In another step into the DTC testing space, soon after the Safeway announcement, Quest inked an agreement with AncestryDNA with the objective of addressing consumer demand for genetic tests that provide insights into genetic ethnicity, origins, and other factors.
Quest said that the collaboration would enable Ancestry.com, the provider of the AncestryDNA service, to scale up its services. As part of a multiyear global collaboration, Quest began providing genotyping test services on behalf of Ancestry.com, which is among the largest consumer genomics providers with more than 2 million consumer DNA samples in its database.
Other Quest consumer offerings include Blueprint for Wellness, a growing wellness business, and Blueprint for Athletes, a DTC biomarker monitoring service for amateur and professional athletes.
Patient Test Options
The new Quest-Safeway patient service centers tie in with Quest's patient-initiated test service, Doherty said. People signing up for tests online could get testing done at one of these new centers. Alternatively, consumers have thousands of dedicated Quest test centers from which they can select a location.
Residents of Colorado and Missouri interested in Quest patient-initiated testing can order tests online at Quest Diagnostics' website, QuestDiagnostics.com/QuestDirect.
The patients identify the tests they need and then attend one of the Quest patient test centers. Consumers select from a range of tests that appear to carry relatively low risk, and do not include, for example, higher risk molecular tests for cancer diagnostics. Health profiles are available such as those completed during routine doctor visits, which include lipid tests indicative of heart health. Doherty noted that the test service may be particularly suitable for consumers interested in testing the body's response to specific health activities, such as the effect of a change in exercise and diet on cholesterol, for example.
Quest also offers patient-initiated testing for hepatitis C, which can be fatal and is underdiagnosed and undertreated, Doherty said. Sexually transmitted infection screening for herpes, gonorrhea, chlamydia, and syphilis is also available, as is diabetes testing.
After identifying tests on Quest's website, patients then make an appointment online and attend one of the firm's patient service centers.

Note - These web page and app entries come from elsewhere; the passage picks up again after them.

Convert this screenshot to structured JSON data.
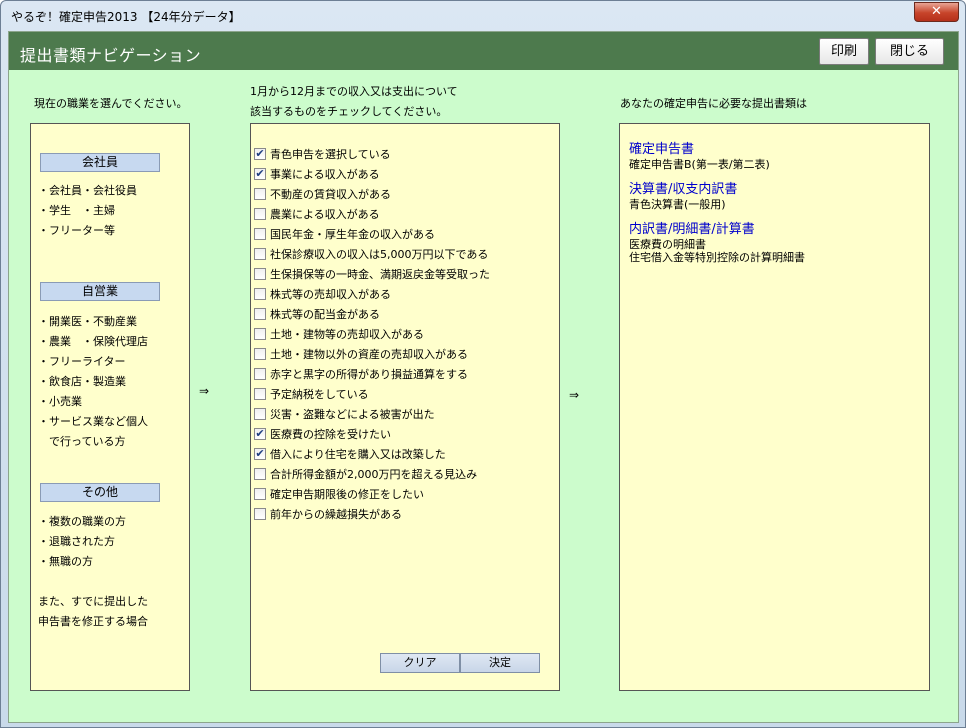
{
  "window": {
    "title": "やるぞ！確定申告2013 【24年分データ】",
    "close_label": "✕"
  },
  "header": {
    "title": "提出書類ナビゲーション",
    "print_label": "印刷",
    "close_label": "閉じる"
  },
  "left": {
    "caption": "現在の職業を選んでください。",
    "categories": [
      {
        "label": "会社員",
        "items": [
          "・会社員・会社役員",
          "・学生　・主婦",
          "・フリーター等"
        ]
      },
      {
        "label": "自営業",
        "items": [
          "・開業医・不動産業",
          "・農業　・保険代理店",
          "・フリーライター",
          "・飲食店・製造業",
          "・小売業",
          "・サービス業など個人",
          "　で行っている方"
        ]
      },
      {
        "label": "その他",
        "items": [
          "・複数の職業の方",
          "・退職された方",
          "・無職の方"
        ]
      }
    ],
    "note_line1": "また、すでに提出した",
    "note_line2": "申告書を修正する場合"
  },
  "arrows": {
    "left": "⇒",
    "right": "⇒"
  },
  "middle": {
    "caption_line1": "1月から12月までの収入又は支出について",
    "caption_line2": "該当するものをチェックしてください。",
    "checks": [
      {
        "label": "青色申告を選択している",
        "checked": true
      },
      {
        "label": "事業による収入がある",
        "checked": true
      },
      {
        "label": "不動産の賃貸収入がある",
        "checked": false
      },
      {
        "label": "農業による収入がある",
        "checked": false
      },
      {
        "label": "国民年金・厚生年金の収入がある",
        "checked": false
      },
      {
        "label": "社保診療収入の収入は5,000万円以下である",
        "checked": false
      },
      {
        "label": "生保損保等の一時金、満期返戻金等受取った",
        "checked": false
      },
      {
        "label": "株式等の売却収入がある",
        "checked": false
      },
      {
        "label": "株式等の配当金がある",
        "checked": false
      },
      {
        "label": "土地・建物等の売却収入がある",
        "checked": false
      },
      {
        "label": "土地・建物以外の資産の売却収入がある",
        "checked": false
      },
      {
        "label": "赤字と黒字の所得があり損益通算をする",
        "checked": false
      },
      {
        "label": "予定納税をしている",
        "checked": false
      },
      {
        "label": "災害・盗難などによる被害が出た",
        "checked": false
      },
      {
        "label": "医療費の控除を受けたい",
        "checked": true
      },
      {
        "label": "借入により住宅を購入又は改築した",
        "checked": true
      },
      {
        "label": "合計所得金額が2,000万円を超える見込み",
        "checked": false
      },
      {
        "label": "確定申告期限後の修正をしたい",
        "checked": false
      },
      {
        "label": "前年からの繰越損失がある",
        "checked": false
      }
    ],
    "check_mark": "✔",
    "clear_label": "クリア",
    "decide_label": "決定"
  },
  "right": {
    "caption": "あなたの確定申告に必要な提出書類は",
    "groups": [
      {
        "title": "確定申告書",
        "items": [
          "確定申告書B(第一表/第二表)"
        ]
      },
      {
        "title": "決算書/収支内訳書",
        "items": [
          "青色決算書(一般用)"
        ]
      },
      {
        "title": "内訳書/明細書/計算書",
        "items": [
          "医療費の明細書",
          "住宅借入金等特別控除の計算明細書"
        ]
      }
    ]
  }
}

The firm has a network of physicians that connect with people, when they notice that their test results are outside the normal reference range, to discuss the results and encourage them to visit a physician.
Patient test results are provided through the company's MyQuest by Care360 patient portal and mobile app.

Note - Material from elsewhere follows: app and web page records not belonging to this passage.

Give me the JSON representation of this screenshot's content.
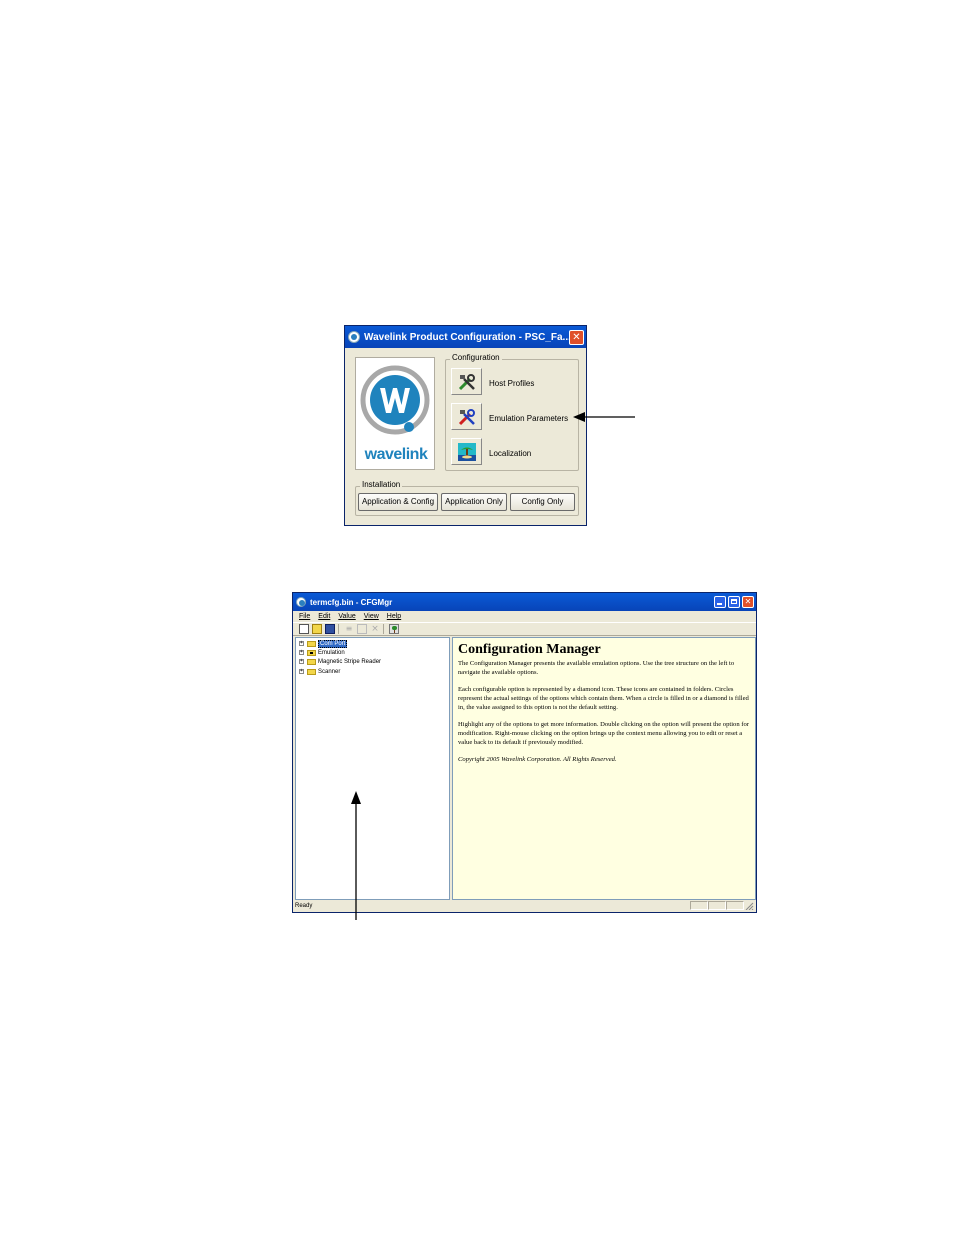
{
  "dialog": {
    "title": "Wavelink Product Configuration - PSC_Fa...",
    "close_glyph": "✕",
    "logo_text": "wavelink",
    "configuration": {
      "label": "Configuration",
      "items": [
        {
          "label": "Host Profiles",
          "icon": "tools-icon"
        },
        {
          "label": "Emulation Parameters",
          "icon": "tools-red-icon"
        },
        {
          "label": "Localization",
          "icon": "globe-palm-icon"
        }
      ]
    },
    "installation": {
      "label": "Installation",
      "buttons": [
        "Application & Config",
        "Application Only",
        "Config Only"
      ]
    }
  },
  "cfgmgr": {
    "title": "termcfg.bin - CFGMgr",
    "close_glyph": "✕",
    "menu": [
      "File",
      "Edit",
      "Value",
      "View",
      "Help"
    ],
    "toolbar_icons": [
      "new-icon",
      "open-icon",
      "save-icon",
      "cut-icon",
      "properties-icon",
      "delete-icon",
      "tree-icon"
    ],
    "tree": [
      {
        "label": "Com Port",
        "selected": true
      },
      {
        "label": "Emulation",
        "selected": false
      },
      {
        "label": "Magnetic Stripe Reader",
        "selected": false
      },
      {
        "label": "Scanner",
        "selected": false
      }
    ],
    "content": {
      "heading": "Configuration Manager",
      "paragraphs": [
        "The Configuration Manager presents the available emulation options.  Use the tree structure on the left to navigate the available options.",
        "Each configurable option is represented by a diamond icon.  These icons are contained in folders.  Circles represent the actual settings of the options which contain them.  When a circle is filled in or a diamond is filled in, the value assigned to this option is not the default setting.",
        "Highlight any of the options to get more information.  Double clicking on the option will present the option for modification. Right-mouse clicking on the option brings up the context menu allowing you to edit or reset a value back to its default if previously modified."
      ],
      "copyright": "Copyright 2005 Wavelink Corporation. All Rights Reserved."
    },
    "status": "Ready"
  },
  "colors": {
    "titlebar": "#0a5ad6",
    "dialog_bg": "#ece9d8",
    "help_bg": "#ffffe1",
    "logo_blue": "#1f83bd",
    "selection": "#316ac5"
  }
}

In December, Quest announced that an unauthorized third party accessed the MyQuest by Care360 internet application and obtained protected health information of around 34,000 individuals. However, Doherty said that the data breach did not include Social Security numbers, credit card information, insurance, or financial information, and was unlikely to impact the growth of its patient-initiated testing or other new services.
The MyQuest patient portal and mobile app had around 3.3 million registered users in December 2016, and it was growing at a rate of around 100,000 users per month, proof that consumers want convenient access to their lab results, Doherty said.
As Quest thinks about consumer desire for convenience, "we're also trying to understand that whole consumer buying journey," Doherty added.